To assist taxpayers right now, some states are issuing specific COVID-19—related relief from certain initial state tax concerns, including from the various business and personal income tax effects of COVID-19 teleworking employees, from the imposition of sales and use tax to purchase and sales transactions that supported the public health emergency, as well as from other various administrative requirements. Other states, however, either are not providing relief in their guidance or are silent on the matter. And, even if any relief exists, it is not presently consistent among state and local jurisdictions and is likely either tied to the "temporary" nature of the coronavirus — or any number of other COVID-19—related criteria — or contains certain exclusions or procedures that need to be closely followed to benefit from it.
In the absence of specific relief or to the extent any initial relief expires, the analysis of any new direct or indirect state and local tax issue stemming from the effects of the pandemic will fall squarely within existing state and local rules as well as any targeted permanent statutes and regulations ultimately adopted. Such an analysis is sure to be fraught with difficulties and highly dependent on each taxpayer's unique set of facts as they stood before and throughout the pandemic.

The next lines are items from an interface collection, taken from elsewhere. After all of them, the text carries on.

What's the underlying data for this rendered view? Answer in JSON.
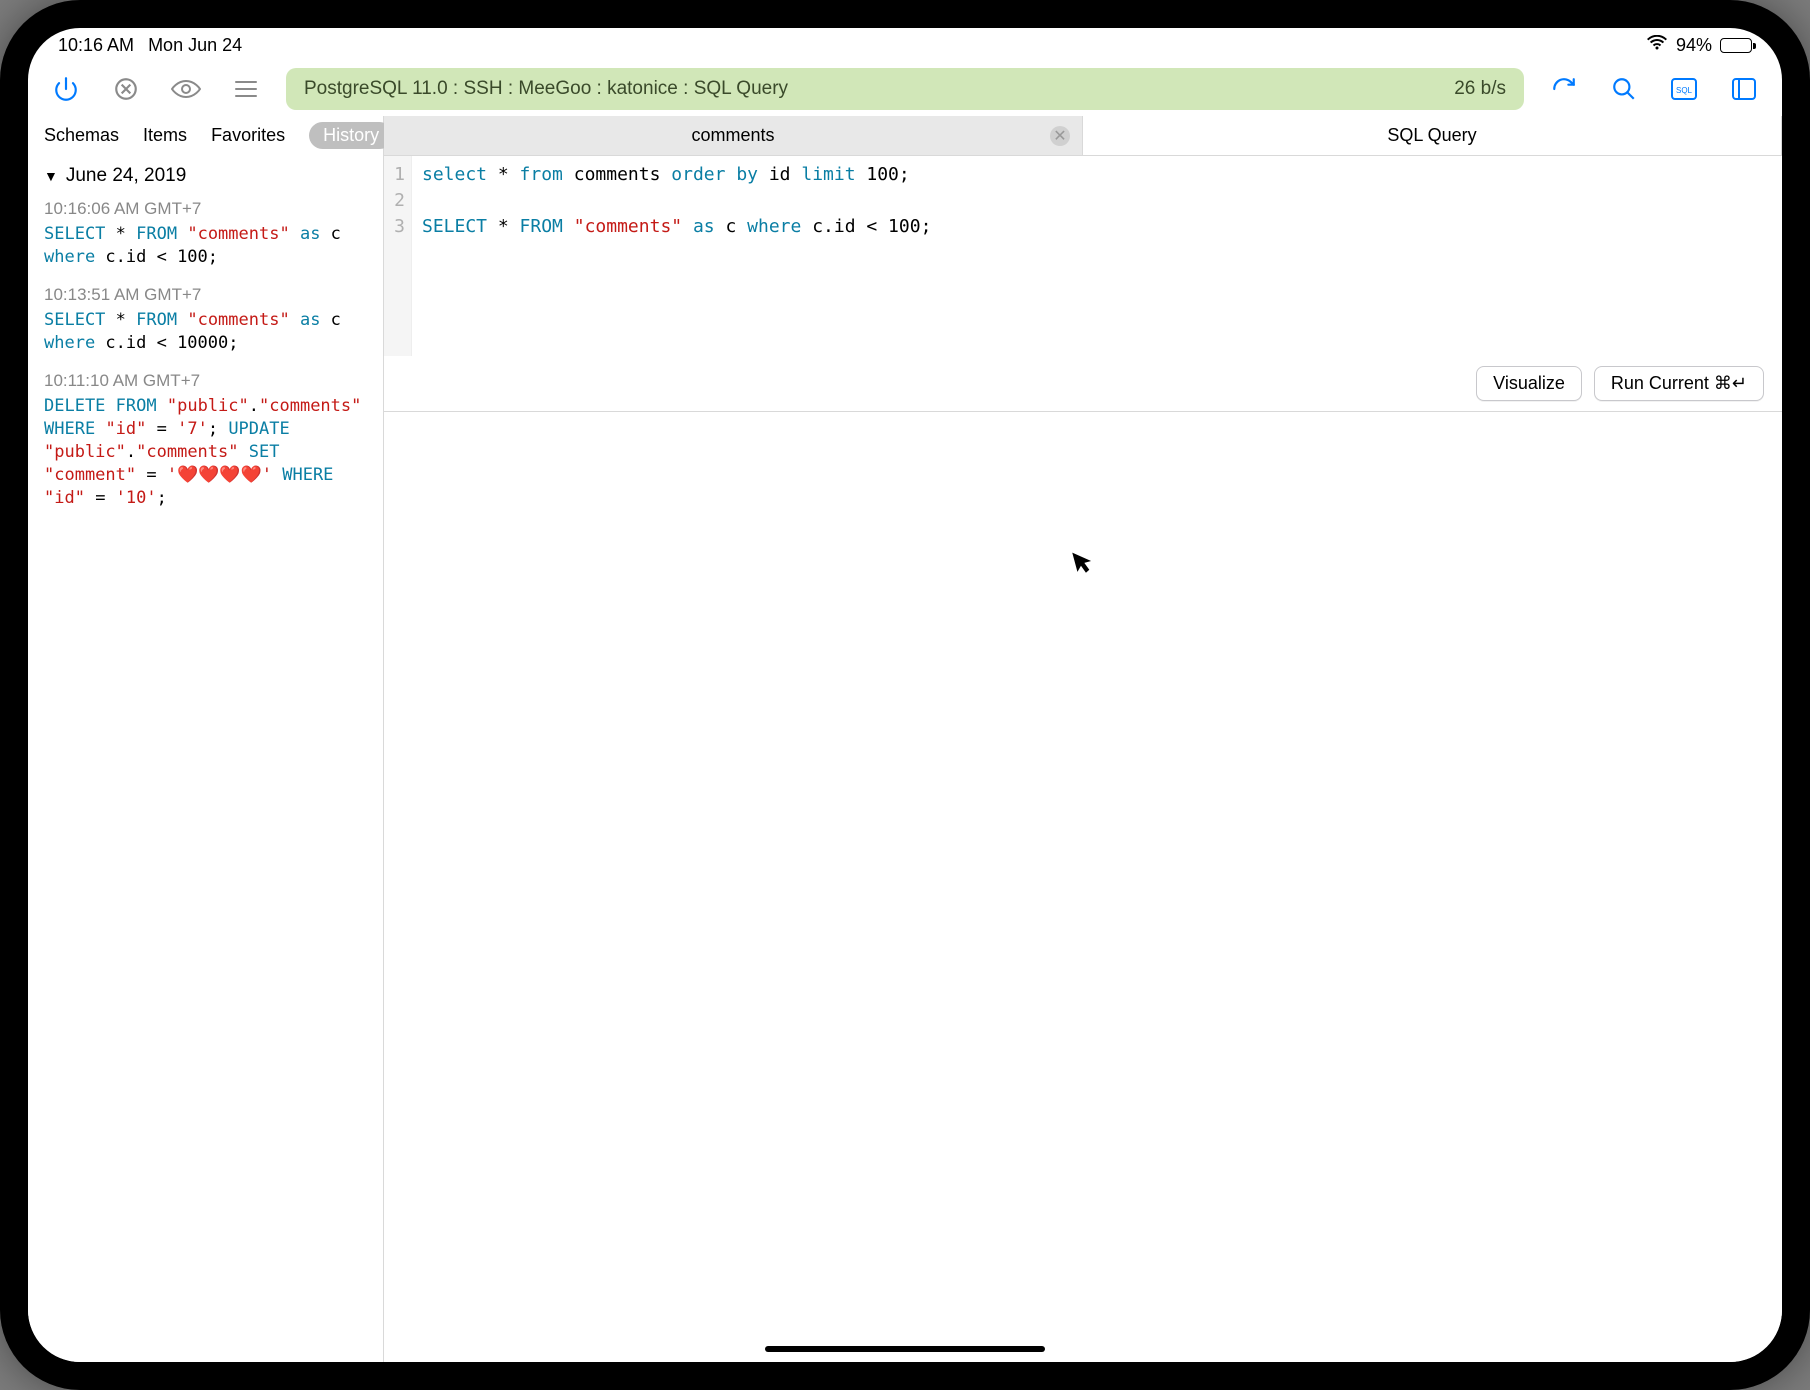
{
  "status": {
    "time": "10:16 AM",
    "date": "Mon Jun 24",
    "battery_pct": "94%"
  },
  "toolbar": {
    "connection": "PostgreSQL 11.0 : SSH : MeeGoo : katonice : SQL Query",
    "speed": "26 b/s"
  },
  "sidebar": {
    "tabs": {
      "schemas": "Schemas",
      "items": "Items",
      "favorites": "Favorites",
      "history": "History"
    },
    "group_date": "June 24, 2019",
    "entries": [
      {
        "time": "10:16:06 AM GMT+7"
      },
      {
        "time": "10:13:51 AM GMT+7"
      },
      {
        "time": "10:11:10 AM GMT+7"
      }
    ],
    "sql1": {
      "a": "SELECT",
      "b": " * ",
      "c": "FROM",
      "d": " ",
      "e": "\"comments\"",
      "f": " ",
      "g": "as",
      "h": " c ",
      "i": "where",
      "j": " c.id < 100;"
    },
    "sql2": {
      "a": "SELECT",
      "b": " * ",
      "c": "FROM",
      "d": " ",
      "e": "\"comments\"",
      "f": " ",
      "g": "as",
      "h": " c ",
      "i": "where",
      "j": " c.id < 10000;"
    },
    "sql3": {
      "a": "DELETE",
      "b": " ",
      "c": "FROM",
      "d": " ",
      "e": "\"public\"",
      "f": ".",
      "g": "\"comments\"",
      "h": " ",
      "i": "WHERE",
      "j": " ",
      "k": "\"id\"",
      "l": " = ",
      "m": "'7'",
      "n": "; ",
      "o": "UPDATE",
      "p": " ",
      "q": "\"public\"",
      "r": ".",
      "s": "\"comments\"",
      "t": " ",
      "u": "SET",
      "v": " ",
      "w": "\"comment\"",
      "x": " = ",
      "y": "'❤️❤️❤️❤️'",
      "z": " ",
      "aa": "WHERE",
      "ab": " ",
      "ac": "\"id\"",
      "ad": " = ",
      "ae": "'10'",
      "af": ";"
    }
  },
  "doc_tabs": {
    "t1": "comments",
    "t2": "SQL Query"
  },
  "editor": {
    "ln1": "1",
    "ln2": "2",
    "ln3": "3",
    "l1": {
      "a": "select",
      "b": " * ",
      "c": "from",
      "d": " comments ",
      "e": "order",
      "f": " ",
      "g": "by",
      "h": " id ",
      "i": "limit",
      "j": " 100;"
    },
    "l3": {
      "a": "SELECT",
      "b": " * ",
      "c": "FROM",
      "d": " ",
      "e": "\"comments\"",
      "f": " ",
      "g": "as",
      "h": " c ",
      "i": "where",
      "j": " c.id < 100;"
    }
  },
  "actions": {
    "visualize": "Visualize",
    "run": "Run Current ⌘↵"
  }
}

In the coming months, amid continued widespread economic uncertainty and barring a second wave of a public health emergency, state and local governments are likely to consider implementing new taxes, expanding tax bases, and exploiting a variety of enhanced compliance measures for purposes of replacing tax revenue lost during the pandemic. This is true, even while taxpayers may see opportunities in the short term to collaborate with tax administrators to favorably resolve outstanding state and local tax liabilities through possible new amnesty programs, audit negotiations, or flexible payment arrangements.
At some point, longer-term telecommuting arrangements or strategic companywide permanent shifts to remote work could result in not only double tax concerns for employees but also unique and broad multistate tax troubles for employers. Certainly, the adoption of additional broad federal economic relief, any changes to already available programs, or the resurgence of a health emergency warranting a return to stay-at-home orders would only lead to even more state and local tax questions and concerns. Given the fluidity of all this, best practices dictate documentation — and, in some cases, time- or date-stamped documentation reflecting, for instance, superseded information on which one relied for key interim tax decisions.
Not unlike other historic events, the vast and deep social and economic effect of the coronavirus pandemic will shape direct and indirect state and local tax law and policies well into the future, both adding to the complexity of state and local tax regimes but hopefully, too, creating opportunities for simplicity and uniformity between jurisdictions where it is needed most. Taxpayers who successfully navigate the state and local tax impacts of the coronavirus pandemic will necessarily appreciate the pandemic's effect on a broad range of tax types and taxpayers as well as the nuances among state and local jurisdictions now and for months and years to come.
|Carolyn Puzella, J.D., LL.M., is director, Indirect/State and Local Tax at FGMK LLC in Chicago.Bridget McCann, CPA, is managing director of State Tax at Grant Thornton LLP in the Philadelphia area. Ms. McCann is the chair of the AICPA State & Local Tax Technical Resource Panel. For more information about this column, contact firstname.lastname@example.org.|